──────── Task data

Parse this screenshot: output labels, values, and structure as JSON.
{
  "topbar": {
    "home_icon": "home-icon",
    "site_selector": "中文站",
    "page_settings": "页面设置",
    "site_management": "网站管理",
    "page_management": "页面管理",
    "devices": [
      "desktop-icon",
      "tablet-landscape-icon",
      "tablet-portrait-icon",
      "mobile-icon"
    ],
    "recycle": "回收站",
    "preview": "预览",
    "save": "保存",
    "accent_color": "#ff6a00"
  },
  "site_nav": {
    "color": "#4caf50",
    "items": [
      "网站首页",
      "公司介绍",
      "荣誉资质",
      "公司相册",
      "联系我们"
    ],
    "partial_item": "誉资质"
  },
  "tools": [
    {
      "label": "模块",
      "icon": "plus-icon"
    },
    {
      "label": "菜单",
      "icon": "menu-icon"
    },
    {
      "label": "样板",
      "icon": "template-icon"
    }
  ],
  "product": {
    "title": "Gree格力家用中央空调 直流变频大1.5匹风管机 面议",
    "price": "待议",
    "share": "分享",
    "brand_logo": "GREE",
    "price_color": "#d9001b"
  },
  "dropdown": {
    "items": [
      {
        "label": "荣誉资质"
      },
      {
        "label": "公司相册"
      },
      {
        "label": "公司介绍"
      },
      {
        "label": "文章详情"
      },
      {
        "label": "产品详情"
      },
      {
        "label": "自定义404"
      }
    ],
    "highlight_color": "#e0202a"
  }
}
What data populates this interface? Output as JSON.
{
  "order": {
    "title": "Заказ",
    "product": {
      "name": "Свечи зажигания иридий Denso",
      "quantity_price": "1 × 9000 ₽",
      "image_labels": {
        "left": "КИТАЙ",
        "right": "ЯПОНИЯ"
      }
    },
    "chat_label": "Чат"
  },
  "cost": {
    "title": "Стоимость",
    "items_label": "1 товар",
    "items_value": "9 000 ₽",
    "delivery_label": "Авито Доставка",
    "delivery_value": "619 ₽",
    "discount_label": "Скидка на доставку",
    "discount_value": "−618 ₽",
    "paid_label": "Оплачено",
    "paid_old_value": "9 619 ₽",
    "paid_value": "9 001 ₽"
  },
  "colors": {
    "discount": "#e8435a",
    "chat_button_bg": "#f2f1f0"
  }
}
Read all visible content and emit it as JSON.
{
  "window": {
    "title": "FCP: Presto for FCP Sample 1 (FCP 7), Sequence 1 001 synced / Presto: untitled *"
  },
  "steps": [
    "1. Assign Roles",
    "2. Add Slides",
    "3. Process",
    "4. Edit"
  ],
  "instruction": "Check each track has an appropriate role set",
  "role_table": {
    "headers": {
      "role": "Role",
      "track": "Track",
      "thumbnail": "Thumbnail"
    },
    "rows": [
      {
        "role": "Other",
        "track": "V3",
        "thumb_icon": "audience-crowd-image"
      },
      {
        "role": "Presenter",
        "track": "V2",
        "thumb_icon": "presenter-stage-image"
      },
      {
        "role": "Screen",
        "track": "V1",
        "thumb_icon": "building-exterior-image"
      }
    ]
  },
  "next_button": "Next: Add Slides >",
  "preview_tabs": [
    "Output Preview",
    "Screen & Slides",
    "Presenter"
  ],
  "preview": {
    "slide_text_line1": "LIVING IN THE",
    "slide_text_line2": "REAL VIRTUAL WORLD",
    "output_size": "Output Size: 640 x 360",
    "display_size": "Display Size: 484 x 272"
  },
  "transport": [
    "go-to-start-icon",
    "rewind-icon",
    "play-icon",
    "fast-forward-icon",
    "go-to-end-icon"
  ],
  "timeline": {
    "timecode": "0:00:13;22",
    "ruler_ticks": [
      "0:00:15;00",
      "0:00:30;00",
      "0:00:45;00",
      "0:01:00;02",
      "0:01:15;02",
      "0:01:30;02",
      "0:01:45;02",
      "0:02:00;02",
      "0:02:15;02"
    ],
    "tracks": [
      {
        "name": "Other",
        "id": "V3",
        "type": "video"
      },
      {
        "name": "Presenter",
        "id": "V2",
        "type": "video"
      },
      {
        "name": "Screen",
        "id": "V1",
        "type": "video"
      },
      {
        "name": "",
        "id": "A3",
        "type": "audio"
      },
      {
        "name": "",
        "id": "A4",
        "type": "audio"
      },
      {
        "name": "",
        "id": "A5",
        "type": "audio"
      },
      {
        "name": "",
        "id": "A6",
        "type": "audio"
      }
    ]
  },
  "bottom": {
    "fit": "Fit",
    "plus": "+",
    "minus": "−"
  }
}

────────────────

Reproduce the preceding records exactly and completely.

Parse this screenshot: output labels, values, and structure as JSON.
{
  "topbar": {
    "home_icon": "home-icon",
    "site_selector": "中文站",
    "page_settings": "页面设置",
    "site_management": "网站管理",
    "page_management": "页面管理",
    "devices": [
      "desktop-icon",
      "tablet-landscape-icon",
      "tablet-portrait-icon",
      "mobile-icon"
    ],
    "recycle": "回收站",
    "preview": "预览",
    "save": "保存",
    "accent_color": "#ff6a00"
  },
  "site_nav": {
    "color": "#4caf50",
    "items": [
      "网站首页",
      "公司介绍",
      "荣誉资质",
      "公司相册",
      "联系我们"
    ],
    "partial_item": "誉资质"
  },
  "tools": [
    {
      "label": "模块",
      "icon": "plus-icon"
    },
    {
      "label": "菜单",
      "icon": "menu-icon"
    },
    {
      "label": "样板",
      "icon": "template-icon"
    }
  ],
  "product": {
    "title": "Gree格力家用中央空调 直流变频大1.5匹风管机 面议",
    "price": "待议",
    "share": "分享",
    "brand_logo": "GREE",
    "price_color": "#d9001b"
  },
  "dropdown": {
    "items": [
      {
        "label": "荣誉资质"
      },
      {
        "label": "公司相册"
      },
      {
        "label": "公司介绍"
      },
      {
        "label": "文章详情"
      },
      {
        "label": "产品详情"
      },
      {
        "label": "自定义404"
      }
    ],
    "highlight_color": "#e0202a"
  }
}
What data populates this interface? Output as JSON.
{
  "order": {
    "title": "Заказ",
    "product": {
      "name": "Свечи зажигания иридий Denso",
      "quantity_price": "1 × 9000 ₽",
      "image_labels": {
        "left": "КИТАЙ",
        "right": "ЯПОНИЯ"
      }
    },
    "chat_label": "Чат"
  },
  "cost": {
    "title": "Стоимость",
    "items_label": "1 товар",
    "items_value": "9 000 ₽",
    "delivery_label": "Авито Доставка",
    "delivery_value": "619 ₽",
    "discount_label": "Скидка на доставку",
    "discount_value": "−618 ₽",
    "paid_label": "Оплачено",
    "paid_old_value": "9 619 ₽",
    "paid_value": "9 001 ₽"
  },
  "colors": {
    "discount": "#e8435a",
    "chat_button_bg": "#f2f1f0"
  }
}
Read all visible content and emit it as JSON.
{
  "window": {
    "title": "FCP: Presto for FCP Sample 1 (FCP 7), Sequence 1 001 synced / Presto: untitled *"
  },
  "steps": [
    "1. Assign Roles",
    "2. Add Slides",
    "3. Process",
    "4. Edit"
  ],
  "instruction": "Check each track has an appropriate role set",
  "role_table": {
    "headers": {
      "role": "Role",
      "track": "Track",
      "thumbnail": "Thumbnail"
    },
    "rows": [
      {
        "role": "Other",
        "track": "V3",
        "thumb_icon": "audience-crowd-image"
      },
      {
        "role": "Presenter",
        "track": "V2",
        "thumb_icon": "presenter-stage-image"
      },
      {
        "role": "Screen",
        "track": "V1",
        "thumb_icon": "building-exterior-image"
      }
    ]
  },
  "next_button": "Next: Add Slides >",
  "preview_tabs": [
    "Output Preview",
    "Screen & Slides",
    "Presenter"
  ],
  "preview": {
    "slide_text_line1": "LIVING IN THE",
    "slide_text_line2": "REAL VIRTUAL WORLD",
    "output_size": "Output Size: 640 x 360",
    "display_size": "Display Size: 484 x 272"
  },
  "transport": [
    "go-to-start-icon",
    "rewind-icon",
    "play-icon",
    "fast-forward-icon",
    "go-to-end-icon"
  ],
  "timeline": {
    "timecode": "0:00:13;22",
    "ruler_ticks": [
      "0:00:15;00",
      "0:00:30;00",
      "0:00:45;00",
      "0:01:00;02",
      "0:01:15;02",
      "0:01:30;02",
      "0:01:45;02",
      "0:02:00;02",
      "0:02:15;02"
    ],
    "tracks": [
      {
        "name": "Other",
        "id": "V3",
        "type": "video"
      },
      {
        "name": "Presenter",
        "id": "V2",
        "type": "video"
      },
      {
        "name": "Screen",
        "id": "V1",
        "type": "video"
      },
      {
        "name": "",
        "id": "A3",
        "type": "audio"
      },
      {
        "name": "",
        "id": "A4",
        "type": "audio"
      },
      {
        "name": "",
        "id": "A5",
        "type": "audio"
      },
      {
        "name": "",
        "id": "A6",
        "type": "audio"
      }
    ]
  },
  "bottom": {
    "fit": "Fit",
    "plus": "+",
    "minus": "−"
  }
}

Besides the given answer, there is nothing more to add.